Much of the discussion that I've seen on Boston's recent signing has centered on the fact that Grady Sizemore has missed two full years, and a lot of time due to injury in the two years prior to that. There is skepticism that he can come back at age 31 and be an effective Major League hitter.
Well, there is precedent. Here's a good center fielder returning to MLB at age 31 after missing more than two full seasons:
1942 - .305/.376/.498/.875, OPS+ 147Obviously, very different circumstances, but...
1943-1945 - Did not play

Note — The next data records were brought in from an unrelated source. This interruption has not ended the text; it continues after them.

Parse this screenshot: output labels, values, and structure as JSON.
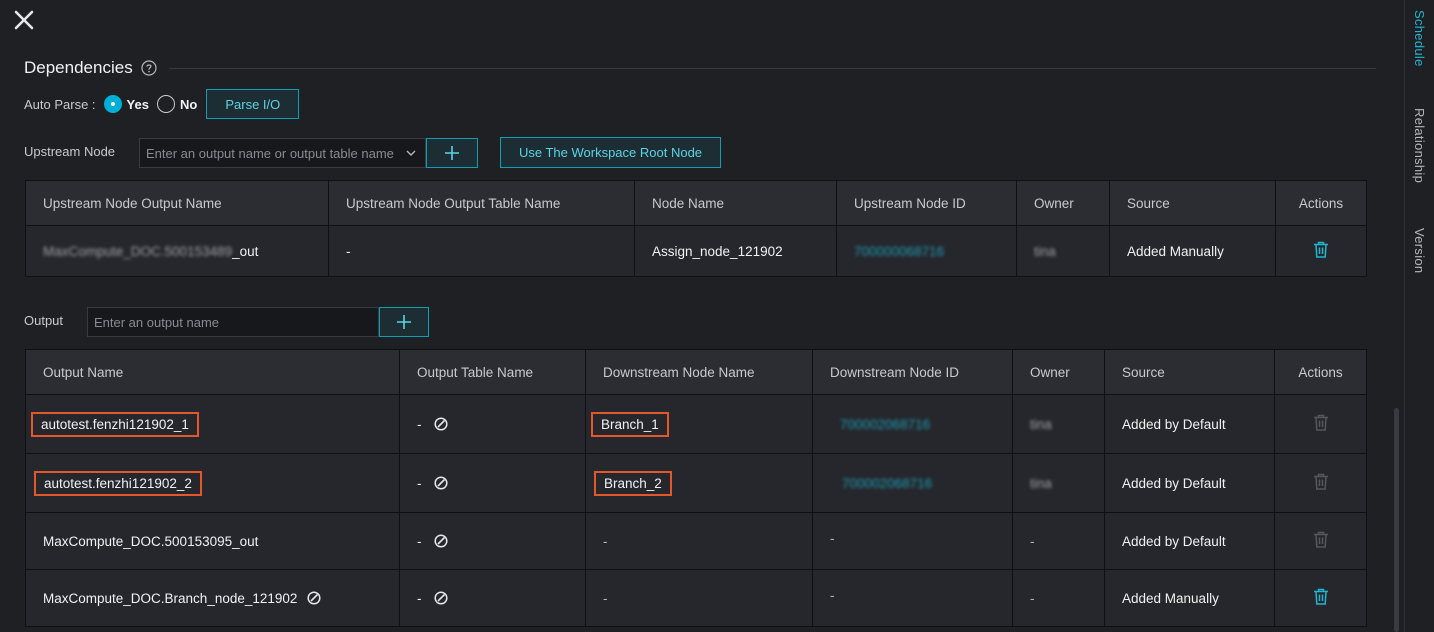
{
  "panel": {
    "section_title": "Dependencies",
    "auto_parse": {
      "label": "Auto Parse :",
      "yes_label": "Yes",
      "no_label": "No",
      "selected": "Yes",
      "parse_button": "Parse I/O"
    }
  },
  "upstream": {
    "label": "Upstream Node",
    "search_placeholder": "Enter an output name or output table name",
    "root_button": "Use The Workspace Root Node",
    "columns": [
      "Upstream Node Output Name",
      "Upstream Node Output Table Name",
      "Node Name",
      "Upstream Node ID",
      "Owner",
      "Source",
      "Actions"
    ],
    "rows": [
      {
        "output_name_prefix": "MaxCompute_DOC.500153489",
        "output_name_suffix": "_out",
        "output_table": "-",
        "node_name": "Assign_node_121902",
        "node_id": "700000068716",
        "owner": "tina",
        "source": "Added Manually"
      }
    ]
  },
  "output": {
    "label": "Output",
    "input_placeholder": "Enter an output name",
    "columns": [
      "Output Name",
      "Output Table Name",
      "Downstream Node Name",
      "Downstream Node ID",
      "Owner",
      "Source",
      "Actions"
    ],
    "rows": [
      {
        "output_name": "autotest.fenzhi121902_1",
        "output_table": "-",
        "downstream_node_name": "Branch_1",
        "downstream_node_id": "700002068716",
        "owner": "tina",
        "source": "Added by Default"
      },
      {
        "output_name": "autotest.fenzhi121902_2",
        "output_table": "-",
        "downstream_node_name": "Branch_2",
        "downstream_node_id": "700002068716",
        "owner": "tina",
        "source": "Added by Default"
      },
      {
        "output_name": "MaxCompute_DOC.500153095_out",
        "output_table": "-",
        "downstream_node_name": "-",
        "downstream_node_id": "-",
        "owner": "-",
        "source": "Added by Default"
      },
      {
        "output_name": "MaxCompute_DOC.Branch_node_121902",
        "output_table": "-",
        "downstream_node_name": "-",
        "downstream_node_id": "-",
        "owner": "-",
        "source": "Added Manually"
      }
    ]
  },
  "sidebar": {
    "tabs": [
      "Schedule",
      "Relationship",
      "Version"
    ],
    "active": "Schedule"
  },
  "colors": {
    "accent": "#1fb6d0",
    "highlight_box": "#e2572b",
    "background": "#1f2024"
  },
  "icons": [
    "close-icon",
    "help-icon",
    "chevron-down-icon",
    "plus-icon",
    "edit-icon",
    "trash-icon"
  ]
}
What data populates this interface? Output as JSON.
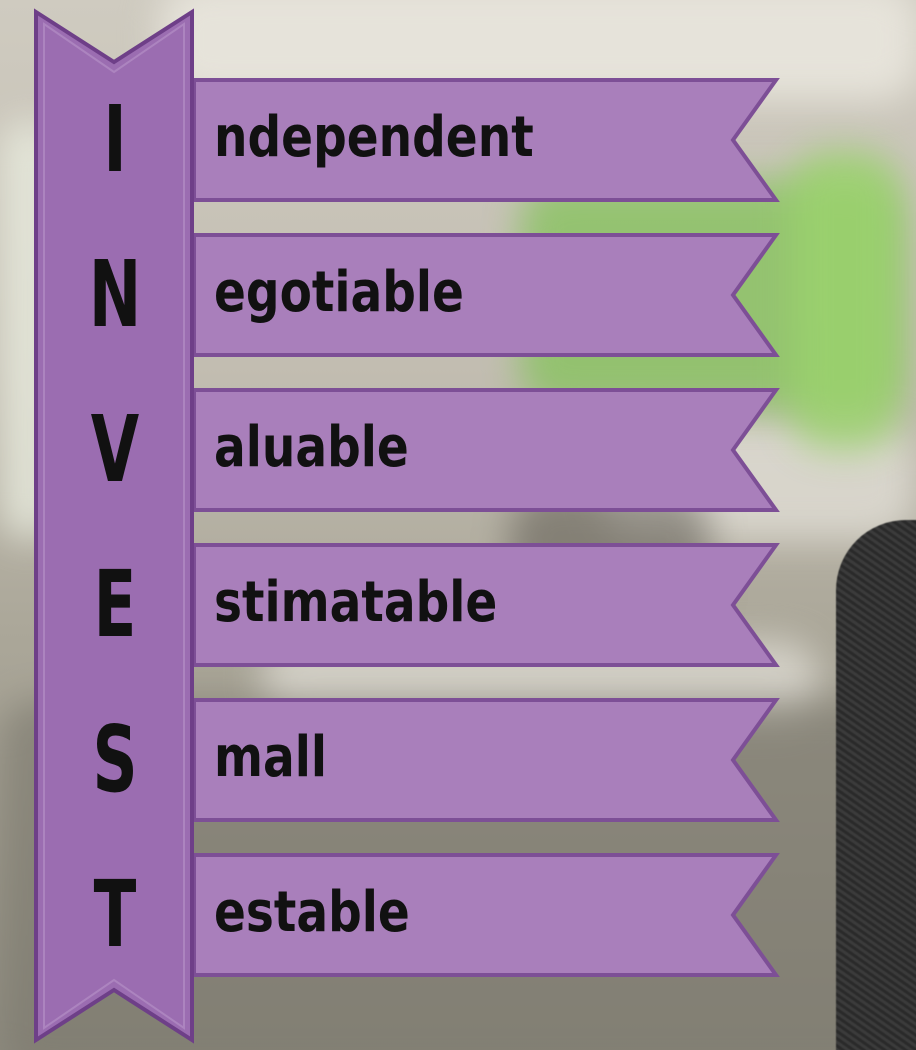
{
  "acronym": {
    "rows": [
      {
        "letter": "I",
        "word": "ndependent"
      },
      {
        "letter": "N",
        "word": "egotiable"
      },
      {
        "letter": "V",
        "word": "aluable"
      },
      {
        "letter": "E",
        "word": "stimatable"
      },
      {
        "letter": "S",
        "word": "mall"
      },
      {
        "letter": "T",
        "word": "estable"
      }
    ]
  },
  "colors": {
    "ribbon_fill": "#a97fbb",
    "ribbon_edge": "#7d4f96",
    "banner_fill": "#9b6db1",
    "text": "#111111"
  }
}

1946 - .290/.367/.511/.878, OPS+ 142
Washington's Stan Spence also played CF at age 31. He had only missed one full season.

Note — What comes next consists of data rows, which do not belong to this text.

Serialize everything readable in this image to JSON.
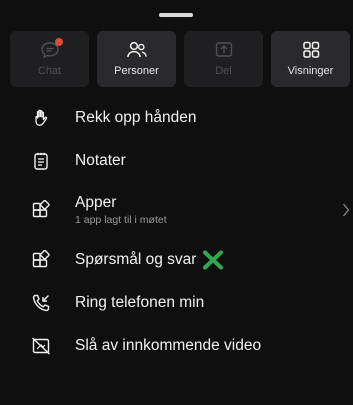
{
  "tiles": [
    {
      "label": "Chat",
      "icon": "chat-icon",
      "enabled": false,
      "has_badge": true,
      "badge_color": "#e14b36"
    },
    {
      "label": "Personer",
      "icon": "people-icon",
      "enabled": true
    },
    {
      "label": "Del",
      "icon": "share-icon",
      "enabled": false
    },
    {
      "label": "Visninger",
      "icon": "grid-icon",
      "enabled": true
    }
  ],
  "menu": [
    {
      "label": "Rekk opp hånden",
      "icon": "raise-hand-icon"
    },
    {
      "label": "Notater",
      "icon": "notes-icon"
    },
    {
      "label": "Apper",
      "sublabel": "1 app lagt til i møtet",
      "icon": "apps-icon",
      "has_chevron": true
    },
    {
      "label": "Spørsmål og svar",
      "icon": "apps-icon",
      "annotation_icon": "green-x-mark"
    },
    {
      "label": "Ring telefonen min",
      "icon": "phone-callback-icon"
    },
    {
      "label": "Slå av innkommende video",
      "icon": "video-off-icon"
    }
  ],
  "colors": {
    "background": "#0f0f10",
    "tile": "#2a2a2d",
    "tile_disabled": "#1f1f21",
    "text": "#f2f2f2",
    "muted": "#9a9a9c",
    "accent_green": "#2fa84f"
  }
}
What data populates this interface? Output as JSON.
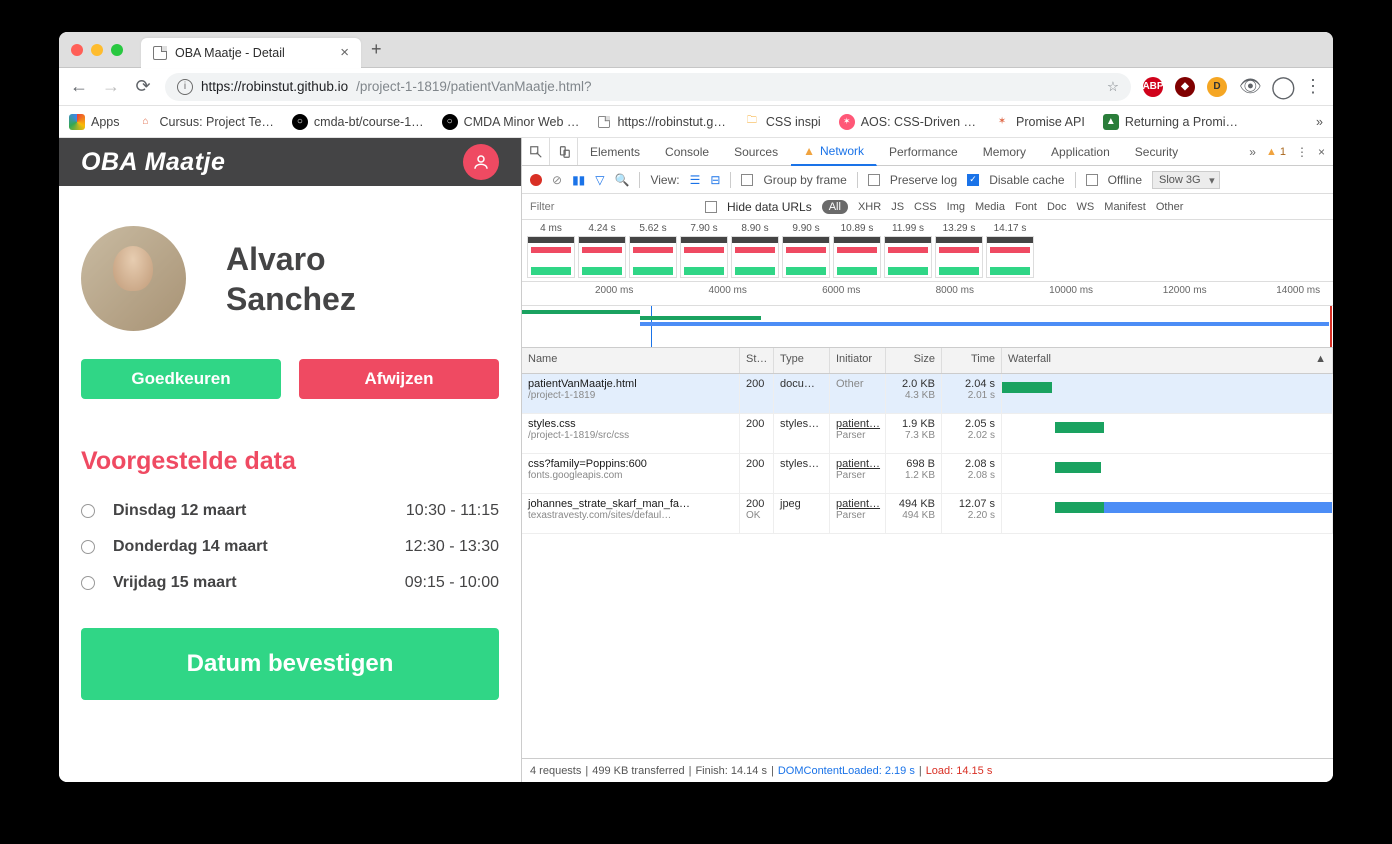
{
  "browser": {
    "tab_title": "OBA Maatje - Detail",
    "url_host": "https://robinstut.github.io",
    "url_path": "/project-1-1819/patientVanMaatje.html?"
  },
  "bookmarks": [
    "Apps",
    "Cursus: Project Te…",
    "cmda-bt/course-1…",
    "CMDA Minor Web …",
    "https://robinstut.g…",
    "CSS inspi",
    "AOS: CSS-Driven …",
    "Promise API",
    "Returning a Promi…"
  ],
  "app": {
    "title": "OBA Maatje",
    "name_line1": "Alvaro",
    "name_line2": "Sanchez",
    "approve": "Goedkeuren",
    "reject": "Afwijzen",
    "section": "Voorgestelde data",
    "dates": [
      {
        "day": "Dinsdag 12 maart",
        "time": "10:30 - 11:15"
      },
      {
        "day": "Donderdag 14 maart",
        "time": "12:30 - 13:30"
      },
      {
        "day": "Vrijdag 15 maart",
        "time": "09:15 - 10:00"
      }
    ],
    "confirm": "Datum bevestigen"
  },
  "devtools": {
    "tabs": [
      "Elements",
      "Console",
      "Sources",
      "Network",
      "Performance",
      "Memory",
      "Application",
      "Security"
    ],
    "warn_count": "1",
    "view_label": "View:",
    "group": "Group by frame",
    "preserve": "Preserve log",
    "disable": "Disable cache",
    "offline": "Offline",
    "throttle": "Slow 3G",
    "filter_placeholder": "Filter",
    "hide_urls": "Hide data URLs",
    "types": [
      "All",
      "XHR",
      "JS",
      "CSS",
      "Img",
      "Media",
      "Font",
      "Doc",
      "WS",
      "Manifest",
      "Other"
    ],
    "frames": [
      "4 ms",
      "4.24 s",
      "5.62 s",
      "7.90 s",
      "8.90 s",
      "9.90 s",
      "10.89 s",
      "11.99 s",
      "13.29 s",
      "14.17 s"
    ],
    "ticks": [
      "2000 ms",
      "4000 ms",
      "6000 ms",
      "8000 ms",
      "10000 ms",
      "12000 ms",
      "14000 ms"
    ],
    "cols": [
      "Name",
      "St…",
      "Type",
      "Initiator",
      "Size",
      "Time",
      "Waterfall"
    ],
    "rows": [
      {
        "name": "patientVanMaatje.html",
        "sub": "/project-1-1819",
        "st": "200",
        "type": "docu…",
        "init": "Other",
        "initsub": "",
        "s1": "2.0 KB",
        "s2": "4.3 KB",
        "t1": "2.04 s",
        "t2": "2.01 s"
      },
      {
        "name": "styles.css",
        "sub": "/project-1-1819/src/css",
        "st": "200",
        "type": "styles…",
        "init": "patient…",
        "initsub": "Parser",
        "s1": "1.9 KB",
        "s2": "7.3 KB",
        "t1": "2.05 s",
        "t2": "2.02 s"
      },
      {
        "name": "css?family=Poppins:600",
        "sub": "fonts.googleapis.com",
        "st": "200",
        "type": "styles…",
        "init": "patient…",
        "initsub": "Parser",
        "s1": "698 B",
        "s2": "1.2 KB",
        "t1": "2.08 s",
        "t2": "2.08 s"
      },
      {
        "name": "johannes_strate_skarf_man_fa…",
        "sub": "texastravesty.com/sites/defaul…",
        "st": "200",
        "stsub": "OK",
        "type": "jpeg",
        "init": "patient…",
        "initsub": "Parser",
        "s1": "494 KB",
        "s2": "494 KB",
        "t1": "12.07 s",
        "t2": "2.20 s"
      }
    ],
    "footer": {
      "req": "4 requests",
      "size": "499 KB transferred",
      "finish": "Finish: 14.14 s",
      "dom": "DOMContentLoaded: 2.19 s",
      "load": "Load: 14.15 s"
    }
  }
}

1944 - .316/.391/.486/.877, OPS+ 155Luke Appling missed his age 37 season and hit .368/.478/.526/1.005, OPS+ 195 as a 38 year-old. Tommy Henrich hit .251/.358/.411/.769, OPS+ 113 as a 33 year-old after missing three full seasons.
1945 - Did not play
1946 - .292/.365/.497/.861, OPS+ 145
If Sizemore cannot physically stay healthy enough to play MLB, then he'll cost the Red Sox $750,000 and a roster spot and some time spent determining that. If he can, then age and time missed aren't adequate reasons to think that he couldn't have another one or two good seasons.
So it's a good signing. The likeliest scenario is that he gives them almost nothing and costs them almost nothing. There's a small potential for a positive contribution that outweighs any of the likely costs. But he can't hurt them unless he's a) healthy b) bad and c) in the lineup every day. Which would be the manager's fault, and still wouldn't make it a bad signing.